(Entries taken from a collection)
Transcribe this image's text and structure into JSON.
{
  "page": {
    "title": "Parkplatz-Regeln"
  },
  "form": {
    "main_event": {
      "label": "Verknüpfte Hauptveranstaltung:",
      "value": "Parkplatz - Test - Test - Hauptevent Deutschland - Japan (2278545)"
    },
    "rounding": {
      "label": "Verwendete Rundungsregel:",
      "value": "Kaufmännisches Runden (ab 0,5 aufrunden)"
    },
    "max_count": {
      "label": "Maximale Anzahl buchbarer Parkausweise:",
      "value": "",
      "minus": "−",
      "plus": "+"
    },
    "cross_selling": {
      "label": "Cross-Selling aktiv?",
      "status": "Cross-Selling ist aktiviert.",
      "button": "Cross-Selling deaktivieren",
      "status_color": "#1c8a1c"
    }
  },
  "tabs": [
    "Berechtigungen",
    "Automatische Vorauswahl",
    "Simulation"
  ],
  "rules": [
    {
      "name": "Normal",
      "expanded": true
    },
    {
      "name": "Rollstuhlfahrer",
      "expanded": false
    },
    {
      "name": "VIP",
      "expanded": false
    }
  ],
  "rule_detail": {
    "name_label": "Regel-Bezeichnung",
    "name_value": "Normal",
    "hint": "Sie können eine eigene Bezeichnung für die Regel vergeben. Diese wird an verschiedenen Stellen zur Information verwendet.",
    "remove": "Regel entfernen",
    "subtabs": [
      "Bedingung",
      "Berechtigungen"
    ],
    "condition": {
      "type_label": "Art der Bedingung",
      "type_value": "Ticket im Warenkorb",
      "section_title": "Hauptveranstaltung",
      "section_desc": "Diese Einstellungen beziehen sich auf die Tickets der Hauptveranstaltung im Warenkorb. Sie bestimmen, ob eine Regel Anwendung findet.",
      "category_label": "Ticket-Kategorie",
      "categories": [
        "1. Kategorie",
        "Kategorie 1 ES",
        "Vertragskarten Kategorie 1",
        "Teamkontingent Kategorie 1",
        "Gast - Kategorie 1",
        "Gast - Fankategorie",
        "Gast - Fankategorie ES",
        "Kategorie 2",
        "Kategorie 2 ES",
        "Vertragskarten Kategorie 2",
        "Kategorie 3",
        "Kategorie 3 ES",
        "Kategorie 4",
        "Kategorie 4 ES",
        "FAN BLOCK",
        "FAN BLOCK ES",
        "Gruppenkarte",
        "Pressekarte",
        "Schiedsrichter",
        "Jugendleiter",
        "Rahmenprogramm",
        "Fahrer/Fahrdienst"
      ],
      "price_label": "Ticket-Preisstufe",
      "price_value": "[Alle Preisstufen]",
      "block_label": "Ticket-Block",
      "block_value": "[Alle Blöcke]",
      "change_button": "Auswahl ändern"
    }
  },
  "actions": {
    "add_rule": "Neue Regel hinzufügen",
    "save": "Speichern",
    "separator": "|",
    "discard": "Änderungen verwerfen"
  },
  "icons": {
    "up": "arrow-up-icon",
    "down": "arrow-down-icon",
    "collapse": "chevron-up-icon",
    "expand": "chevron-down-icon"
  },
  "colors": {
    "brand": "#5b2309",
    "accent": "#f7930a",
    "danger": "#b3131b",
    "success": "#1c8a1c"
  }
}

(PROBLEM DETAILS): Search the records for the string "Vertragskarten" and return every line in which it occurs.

(WRITTEN ANSWER):
        "Vertragskarten Kategorie 1",
        "Vertragskarten Kategorie 2",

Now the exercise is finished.